What the task asks: The full listing is to be written out again, unchanged.

The records:
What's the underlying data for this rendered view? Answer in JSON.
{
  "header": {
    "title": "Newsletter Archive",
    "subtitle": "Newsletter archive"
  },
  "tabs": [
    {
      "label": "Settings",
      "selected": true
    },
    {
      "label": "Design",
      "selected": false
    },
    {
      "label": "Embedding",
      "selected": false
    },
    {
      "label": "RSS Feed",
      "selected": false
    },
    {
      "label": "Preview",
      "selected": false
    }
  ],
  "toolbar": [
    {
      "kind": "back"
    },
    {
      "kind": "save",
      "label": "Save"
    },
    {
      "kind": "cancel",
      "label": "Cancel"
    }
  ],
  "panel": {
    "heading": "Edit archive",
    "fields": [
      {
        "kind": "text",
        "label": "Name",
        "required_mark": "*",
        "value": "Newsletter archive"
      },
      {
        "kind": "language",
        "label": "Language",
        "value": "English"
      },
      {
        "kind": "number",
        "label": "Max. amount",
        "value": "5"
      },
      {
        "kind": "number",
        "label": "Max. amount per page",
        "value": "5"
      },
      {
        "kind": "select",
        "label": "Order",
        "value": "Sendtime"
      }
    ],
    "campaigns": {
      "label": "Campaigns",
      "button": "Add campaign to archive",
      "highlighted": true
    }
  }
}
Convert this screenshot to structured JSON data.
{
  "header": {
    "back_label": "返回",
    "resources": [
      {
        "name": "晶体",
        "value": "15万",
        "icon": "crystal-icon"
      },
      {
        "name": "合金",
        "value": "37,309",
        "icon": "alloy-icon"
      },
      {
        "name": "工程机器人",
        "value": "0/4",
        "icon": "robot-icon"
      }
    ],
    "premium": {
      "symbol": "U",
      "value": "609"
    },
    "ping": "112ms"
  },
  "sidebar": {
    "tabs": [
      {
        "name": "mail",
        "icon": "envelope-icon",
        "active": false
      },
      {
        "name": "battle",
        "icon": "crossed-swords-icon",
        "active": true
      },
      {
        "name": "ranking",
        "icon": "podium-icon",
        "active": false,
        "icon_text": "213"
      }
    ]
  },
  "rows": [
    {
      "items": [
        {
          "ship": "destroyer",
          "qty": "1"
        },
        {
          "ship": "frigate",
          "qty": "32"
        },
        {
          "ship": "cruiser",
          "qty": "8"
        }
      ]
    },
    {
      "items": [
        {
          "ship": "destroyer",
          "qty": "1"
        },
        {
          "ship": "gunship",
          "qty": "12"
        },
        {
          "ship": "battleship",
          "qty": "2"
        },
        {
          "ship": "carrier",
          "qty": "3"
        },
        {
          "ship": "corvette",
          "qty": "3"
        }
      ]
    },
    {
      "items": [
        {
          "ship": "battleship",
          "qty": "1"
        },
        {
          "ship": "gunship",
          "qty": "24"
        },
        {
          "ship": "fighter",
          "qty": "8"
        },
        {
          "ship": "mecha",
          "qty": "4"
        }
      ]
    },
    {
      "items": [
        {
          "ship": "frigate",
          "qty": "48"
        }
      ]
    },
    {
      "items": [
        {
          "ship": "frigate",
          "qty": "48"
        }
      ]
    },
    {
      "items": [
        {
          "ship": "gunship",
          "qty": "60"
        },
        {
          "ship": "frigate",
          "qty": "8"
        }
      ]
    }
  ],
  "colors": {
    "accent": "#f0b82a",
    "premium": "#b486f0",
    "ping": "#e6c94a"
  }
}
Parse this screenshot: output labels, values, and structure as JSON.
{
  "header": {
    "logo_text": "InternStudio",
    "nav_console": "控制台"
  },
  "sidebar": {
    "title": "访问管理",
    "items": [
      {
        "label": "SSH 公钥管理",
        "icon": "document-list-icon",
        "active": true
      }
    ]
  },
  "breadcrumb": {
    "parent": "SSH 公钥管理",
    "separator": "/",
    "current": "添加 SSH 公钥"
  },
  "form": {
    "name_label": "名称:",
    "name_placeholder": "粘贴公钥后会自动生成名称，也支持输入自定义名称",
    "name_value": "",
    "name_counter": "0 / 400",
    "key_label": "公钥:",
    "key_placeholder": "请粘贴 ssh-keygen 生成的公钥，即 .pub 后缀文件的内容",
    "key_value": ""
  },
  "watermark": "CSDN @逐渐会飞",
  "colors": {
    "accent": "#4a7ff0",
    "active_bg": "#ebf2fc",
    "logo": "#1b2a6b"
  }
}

Exercise response:
What's the underlying data for this rendered view? Answer in JSON.
{
  "header": {
    "title": "Newsletter Archive",
    "subtitle": "Newsletter archive"
  },
  "tabs": [
    {
      "label": "Settings",
      "selected": true
    },
    {
      "label": "Design",
      "selected": false
    },
    {
      "label": "Embedding",
      "selected": false
    },
    {
      "label": "RSS Feed",
      "selected": false
    },
    {
      "label": "Preview",
      "selected": false
    }
  ],
  "toolbar": [
    {
      "kind": "back"
    },
    {
      "kind": "save",
      "label": "Save"
    },
    {
      "kind": "cancel",
      "label": "Cancel"
    }
  ],
  "panel": {
    "heading": "Edit archive",
    "fields": [
      {
        "kind": "text",
        "label": "Name",
        "required_mark": "*",
        "value": "Newsletter archive"
      },
      {
        "kind": "language",
        "label": "Language",
        "value": "English"
      },
      {
        "kind": "number",
        "label": "Max. amount",
        "value": "5"
      },
      {
        "kind": "number",
        "label": "Max. amount per page",
        "value": "5"
      },
      {
        "kind": "select",
        "label": "Order",
        "value": "Sendtime"
      }
    ],
    "campaigns": {
      "label": "Campaigns",
      "button": "Add campaign to archive",
      "highlighted": true
    }
  }
}
Convert this screenshot to structured JSON data.
{
  "header": {
    "back_label": "返回",
    "resources": [
      {
        "name": "晶体",
        "value": "15万",
        "icon": "crystal-icon"
      },
      {
        "name": "合金",
        "value": "37,309",
        "icon": "alloy-icon"
      },
      {
        "name": "工程机器人",
        "value": "0/4",
        "icon": "robot-icon"
      }
    ],
    "premium": {
      "symbol": "U",
      "value": "609"
    },
    "ping": "112ms"
  },
  "sidebar": {
    "tabs": [
      {
        "name": "mail",
        "icon": "envelope-icon",
        "active": false
      },
      {
        "name": "battle",
        "icon": "crossed-swords-icon",
        "active": true
      },
      {
        "name": "ranking",
        "icon": "podium-icon",
        "active": false,
        "icon_text": "213"
      }
    ]
  },
  "rows": [
    {
      "items": [
        {
          "ship": "destroyer",
          "qty": "1"
        },
        {
          "ship": "frigate",
          "qty": "32"
        },
        {
          "ship": "cruiser",
          "qty": "8"
        }
      ]
    },
    {
      "items": [
        {
          "ship": "destroyer",
          "qty": "1"
        },
        {
          "ship": "gunship",
          "qty": "12"
        },
        {
          "ship": "battleship",
          "qty": "2"
        },
        {
          "ship": "carrier",
          "qty": "3"
        },
        {
          "ship": "corvette",
          "qty": "3"
        }
      ]
    },
    {
      "items": [
        {
          "ship": "battleship",
          "qty": "1"
        },
        {
          "ship": "gunship",
          "qty": "24"
        },
        {
          "ship": "fighter",
          "qty": "8"
        },
        {
          "ship": "mecha",
          "qty": "4"
        }
      ]
    },
    {
      "items": [
        {
          "ship": "frigate",
          "qty": "48"
        }
      ]
    },
    {
      "items": [
        {
          "ship": "frigate",
          "qty": "48"
        }
      ]
    },
    {
      "items": [
        {
          "ship": "gunship",
          "qty": "60"
        },
        {
          "ship": "frigate",
          "qty": "8"
        }
      ]
    }
  ],
  "colors": {
    "accent": "#f0b82a",
    "premium": "#b486f0",
    "ping": "#e6c94a"
  }
}
Parse this screenshot: output labels, values, and structure as JSON.
{
  "header": {
    "logo_text": "InternStudio",
    "nav_console": "控制台"
  },
  "sidebar": {
    "title": "访问管理",
    "items": [
      {
        "label": "SSH 公钥管理",
        "icon": "document-list-icon",
        "active": true
      }
    ]
  },
  "breadcrumb": {
    "parent": "SSH 公钥管理",
    "separator": "/",
    "current": "添加 SSH 公钥"
  },
  "form": {
    "name_label": "名称:",
    "name_placeholder": "粘贴公钥后会自动生成名称，也支持输入自定义名称",
    "name_value": "",
    "name_counter": "0 / 400",
    "key_label": "公钥:",
    "key_placeholder": "请粘贴 ssh-keygen 生成的公钥，即 .pub 后缀文件的内容",
    "key_value": ""
  },
  "watermark": "CSDN @逐渐会飞",
  "colors": {
    "accent": "#4a7ff0",
    "active_bg": "#ebf2fc",
    "logo": "#1b2a6b"
  }
}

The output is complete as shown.